Postpone your visit to Greece until next year when they are out of the euro and everything costs 60% less.
Postpone your visit to the rest of Europe until next year after the European Central Bank floods the continent with euros and the euro is on par with the dollar — or lower.
Or, you can trade the crisis by selling weekly puts and calls.
Trade #1: CurrencyShares Euro Trust
Write puts against the ETF for the euro — the CurrencyShares Euro Trust (NYSE:FXE). Just make sure they are well out of the money — there are huge premiums on these puts for obvious reasons.
Take a look at the $123 June Week One Puts. If you write them, they will give you a 1% return on capital in a couple of days if they expire worthless. The range of $120-$122 is a very firm floor, so sell something a bit higher, collect more premium and know you can always roll the position into the $120-$122 range and you should have an opportunity to get out with a profit even if the FXE moves faster — to the downside — than you expect.

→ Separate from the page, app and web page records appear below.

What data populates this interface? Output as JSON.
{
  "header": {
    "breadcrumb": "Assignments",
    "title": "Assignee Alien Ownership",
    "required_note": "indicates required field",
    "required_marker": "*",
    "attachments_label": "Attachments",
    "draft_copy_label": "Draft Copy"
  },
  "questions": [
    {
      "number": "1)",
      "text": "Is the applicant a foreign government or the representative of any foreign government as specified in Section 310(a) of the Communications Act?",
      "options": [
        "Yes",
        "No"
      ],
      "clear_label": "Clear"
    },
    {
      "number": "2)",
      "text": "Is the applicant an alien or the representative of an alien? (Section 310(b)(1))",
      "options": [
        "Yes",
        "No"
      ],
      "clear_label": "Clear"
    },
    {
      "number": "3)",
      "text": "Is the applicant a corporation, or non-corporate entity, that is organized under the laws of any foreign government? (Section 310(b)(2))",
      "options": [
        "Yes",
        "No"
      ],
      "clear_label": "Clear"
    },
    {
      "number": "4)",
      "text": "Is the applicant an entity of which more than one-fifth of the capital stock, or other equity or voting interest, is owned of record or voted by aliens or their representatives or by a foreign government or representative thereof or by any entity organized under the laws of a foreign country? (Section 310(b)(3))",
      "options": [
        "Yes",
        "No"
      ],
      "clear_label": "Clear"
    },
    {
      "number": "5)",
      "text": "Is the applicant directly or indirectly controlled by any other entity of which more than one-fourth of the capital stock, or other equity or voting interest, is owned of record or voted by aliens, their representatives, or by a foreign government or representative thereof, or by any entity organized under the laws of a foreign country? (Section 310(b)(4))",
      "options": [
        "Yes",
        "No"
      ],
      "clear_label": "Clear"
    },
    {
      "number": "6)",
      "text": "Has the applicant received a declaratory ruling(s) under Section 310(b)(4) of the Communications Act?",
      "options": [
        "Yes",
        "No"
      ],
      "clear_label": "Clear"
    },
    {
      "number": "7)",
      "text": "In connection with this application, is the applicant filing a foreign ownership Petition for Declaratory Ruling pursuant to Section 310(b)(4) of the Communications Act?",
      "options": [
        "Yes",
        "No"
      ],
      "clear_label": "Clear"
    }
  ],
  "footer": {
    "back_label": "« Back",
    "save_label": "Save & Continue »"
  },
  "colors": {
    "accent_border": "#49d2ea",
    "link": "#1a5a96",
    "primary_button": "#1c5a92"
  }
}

Trade #2: Potash
Write puts against something Europeans — or anyone for that matter — can’t give up even during an economic crisis: food, specifically fertilizer companies like Potash (NYSE:POT).
Potash and the other fertilizer stocks sold off for no rational reason — not that rationality has anything to do with the markets or traders — and they are now bouncing back big time. Potash is a fundamentally great company selling for dirt cheap.
If you want less risk of being out the stock or having to roll it, you can sell the $39 June Week One put and get around a half percent return on capital — 25% per annum. Or, you can take on more risk and having your capital tied up for a while — not lost, tied up — by selling the $40 June Week One put and get around a 1% return on capital — 50% a year on that position.
The bottom line: Europe is a slow-moving train wreck that’s picking up speed. Stay ahead of it by selling — not buying — weekly puts and calls.